By Alton K. Marsh
How fast does a North American T-6 go? Ask Mary Dilda and she'll tell you 239 mph. That's the qualifying record she set in 2003, at the National Championship Air Races in Reno, Nevada, so let's be exact: 239.398 mph. She won the T-6 class Gold championship in 1997 and 2005 and is one of only two women to have raced at Reno. Interesting note: Until last year she taught pilots to race at Reno, so some of the competitors she has beaten are men who attended the racing school where she and husband Steve are instructors.

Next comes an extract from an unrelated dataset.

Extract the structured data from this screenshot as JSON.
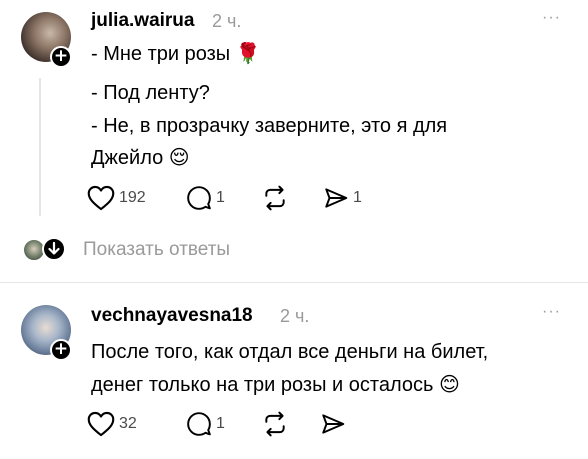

The 1997 race was a sign of her growing respect at Reno, because it wasn't in her own T-6, the Two of Hearts, yet the aircraft's owner trusted her to beat all the men. She's actually won gold three times at Reno in three different airplanes; the 2003 win was in a Czech Aero Vodochody L-39 Albatross named Heartless. A cartoon presented to her that year shows a cool Dilda piloting the jet in the lead and chatting on a cell phone while painting her toenails. She placed second in the T-6 race that year, although she started the race at the back of the pack because of a blown cylinder during her second heat race.
You don't have to go to Reno to see her fly, though, since she has been on the airshow circuit since 1998 ( see her schedule on the Web). She takes the 5,000-pound T-6 through a graceful routine including her signature maneuver, two loops with a snap roll (horizontal spin) at the top of each. If the wind is right, the resulting smoke trail forms two hearts signifying the couple's passion for aviation. They both fly for Federal Express. She is a first officer on the McDonnell Douglas MD-11 and Steve recently upgraded to captain on the MD-11.
They met in the U.S. Air Force, where Mary was an aircraft commander pilot on the McDonnell Douglas C-9 Nightingale medical evacuation airplane and an instructor and examiner on the Lockheed C-141 Starlifter, and Steve was a Lockheed C-5A pilot and examiner.
When asked her age, she offered something less precise than her record qualifying Reno airspeed. "I've been flying 29 years," she said. And that will have to do.
The Tucson Soaring Club is trying to grow the sport by training the next generation of glider pilots.
Able Flight has received and $8,000 check from the AOPA Foundation.
A new law in New Mexico will exempt parts and labor used in aircraft maintenance from the gross receipts tax, saving aircraft owners millions.
AOPA thanks our members for their continued support in protecting the freedom to fly.